Background: Vitamin D deficiency is a rapidly growing endemic condition in Saudi Arabia, and it is known to be an underlying cause of various mental and physical illnesses. It is, therefore, important to assess the role of vitamin D in the regulation of mental health and the treatment of mental disorders. The primary objective of this study is to identify if regular medical check-ups clients with vitamin D deficiency (their vitamin D level is 10ng/ml or less) have different levels of depression and anxiety than clients with vitamin D insufficiency (their vitamin D level is between 10.1ng/ml to 30ng/ml). The non-probability sample of this quantitative study comprises 246 participants with previously diagnosed vitamin D insufficiency or deficiency. The participants were clients from the Kingdom Hospital and Al-Borg Medical Laboratories in Riyadh, Saudi Arabia, and a structured questionnaire (developed by the current researcher) was administered to them.
Results: The study findings showed that although there are no significant differences between clients with vitamin D deficiency and clients with vitamin D insufficiency with regards to depression and anxiety levels, the means for depression and anxiety levels were higher in clients with vitamin D deficiency.

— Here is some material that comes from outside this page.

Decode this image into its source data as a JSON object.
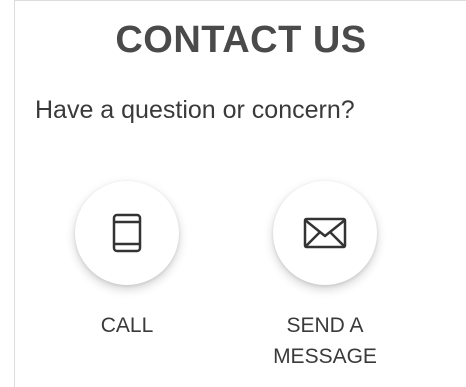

Conclusion: Clients suffering from low vitamin D levels, either a deficiency or insufficiency, may suffer from depression and anxiety; and as much as their vitamin D level is low as much as they are exposed to suffer from high levels of depression and anxiety.